This one's a bit nebulous. This factor will try to place the music somewhere in the rock and roll spectrum in relation to it's blues influence. In the middle is straight up blues at 5. John Mayall & the Bluesbreakers would get a 5. The higher you get, the more evolved yet still highly blues based(not necessarily structurally based, but definitely conceptually and melodically ,i.e. blues scale/minor pentatonic) . Black Sabbath Paranoid and Master of Reality would both be around a 10 because they are fully realized post blues/proto metal derived directly from the blues. Below 5 we are moving away from the blues. Now why would you want to do that? I dunno. Let's put a good amount of the Beatles catalog below 5. Yeah, I know they played some blues, but for the most part they pushed Rock and Roll in the other direction.
Hopefully my bizarre logic makes some semblance of sense and will be helpful to some of you.
Again, this scale isn't necessarily a reflection of quality.

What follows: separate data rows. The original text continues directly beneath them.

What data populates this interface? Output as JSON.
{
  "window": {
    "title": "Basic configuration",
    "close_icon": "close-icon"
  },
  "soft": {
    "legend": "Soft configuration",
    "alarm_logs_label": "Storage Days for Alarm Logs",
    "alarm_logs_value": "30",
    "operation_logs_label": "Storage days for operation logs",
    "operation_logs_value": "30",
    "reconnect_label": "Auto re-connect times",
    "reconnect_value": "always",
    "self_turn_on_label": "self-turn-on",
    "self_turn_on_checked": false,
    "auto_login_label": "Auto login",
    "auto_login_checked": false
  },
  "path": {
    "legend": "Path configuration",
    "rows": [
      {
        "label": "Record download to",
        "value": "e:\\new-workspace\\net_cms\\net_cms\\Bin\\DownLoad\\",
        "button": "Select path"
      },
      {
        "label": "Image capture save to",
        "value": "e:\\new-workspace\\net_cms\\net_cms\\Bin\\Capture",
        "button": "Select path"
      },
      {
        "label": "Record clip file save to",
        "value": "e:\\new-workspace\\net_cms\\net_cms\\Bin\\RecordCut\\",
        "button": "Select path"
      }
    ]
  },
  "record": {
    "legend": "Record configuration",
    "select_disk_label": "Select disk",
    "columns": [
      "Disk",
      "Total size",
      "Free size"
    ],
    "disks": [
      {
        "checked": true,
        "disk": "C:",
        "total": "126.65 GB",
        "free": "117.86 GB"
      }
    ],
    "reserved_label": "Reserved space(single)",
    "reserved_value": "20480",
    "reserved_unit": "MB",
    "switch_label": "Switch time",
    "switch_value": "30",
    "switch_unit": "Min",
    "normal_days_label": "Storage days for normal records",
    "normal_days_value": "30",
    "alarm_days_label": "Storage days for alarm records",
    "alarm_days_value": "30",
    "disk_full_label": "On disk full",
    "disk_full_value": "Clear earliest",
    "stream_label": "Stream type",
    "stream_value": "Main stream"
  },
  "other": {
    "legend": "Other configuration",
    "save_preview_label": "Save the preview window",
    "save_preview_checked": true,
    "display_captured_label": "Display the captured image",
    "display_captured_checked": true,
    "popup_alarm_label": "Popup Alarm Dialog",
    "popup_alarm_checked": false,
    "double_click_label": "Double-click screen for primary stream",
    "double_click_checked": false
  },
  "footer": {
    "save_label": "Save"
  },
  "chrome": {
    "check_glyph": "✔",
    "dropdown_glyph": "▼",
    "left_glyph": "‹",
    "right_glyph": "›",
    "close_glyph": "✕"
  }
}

I'm just trying to help describe the difference between Master of Reality, Jeff Beck-Truth and Yellow Submarine.

Groove Factor -
This too is a nebulous ephemeral cloudlike formation that probably only makes sense to me. I'm thinking of it basically like this: how much does the record jam or rock or groove. Is the band just slamming? Is there some indescribable intangible something that makes this album work? Can you feel the electricity emanating from the grooves or does it feel cold and stifled? I guess you could say this is partly execution or delivery. This is maybe the least helpful factor, but there are some albums that are great because the delivery is so heavy even though musically it maybe wouldn't rank quite as high.
I suppose I just wanted a way of highlighting the instances when I feel a real chemistry; when it feels like the stars have aligned for certain albums and bands at certain times more than anything else. Led Zeppelin IV is a good example. Not only is the groove that is being laid down by John Bonham and John Paul Jones throughout just sick, but the album as a whole is otherworldy genius. The stars aligned and everything fell into place perfectly for that album.
The first 3 Cactus albums have some serious groove and chemistry goin' on. They have a very live feel to them.
Yeah I know, this is a very subjective category.

and lastly:

Dig It: This is simply how much I like the album.

Here's a few well known albums rated with the system to give you some insight into my thinking:

Black Sabbath - Paranoid
Riff Density 10

Riff Caliber 10
Post Blues Factor 10
Groove Factor 9
Dig It 10

Led Zeppelin - II
Riff Density 6
Riff Caliber 9
Post Blues Factor 8
Groove Factor 8
Dig It 9

Led Zeppelin - III
Riff Density 4
Riff Caliber 7
Post Blues Factor 7
Groove Factor 6
Dig It 6

ZZ Top - First Album
Riff Density 9
Riff Caliber 10
Post Blues Factor 9
Groove Factor 10
Dig It 10

Free - Tons of Sobs
Riff Density 6
Riff Caliber 7
Post Blues Factor 6
Groove Factor 7
Dig It 8


Zischkale said...

Iron Claw - S/T

Riff Density 8
Riff Caliber 7
Post Blues Factor 10
Groove Factor 7
Dig It 8

Wo Fat said...

Hmm... I just recently got a copy of the Iron Claw, but haven't given it full attention yet. Let me get back to you and see if we're in agreement.

Zischkale said...

Haha, I might have rated it a little high, but I really was blown away by the early tracks. They work pretty well, despite zero production (the liner notes state the band kept being denied the volume they wanted).

The album as a whole spans a few years, so that provides some good variety, but there are some pretty bad timing issues in a few places. Fun listen, though, and many worth revisiting.

That opening riff to "Pavement Artist" kicks.

Rockspeny said...

OK, goddit, cool system, my mind has been opened...

Liquidgreggy said...

You have to Check out/Rate the first self titled 'Kamchatka' Album. I am sure there is a 10 for post Blues and Groove factor in there.

Wo Fat said...

Hmm...I don't have the Kamchatka album. I am intrigued. I will have to search it out.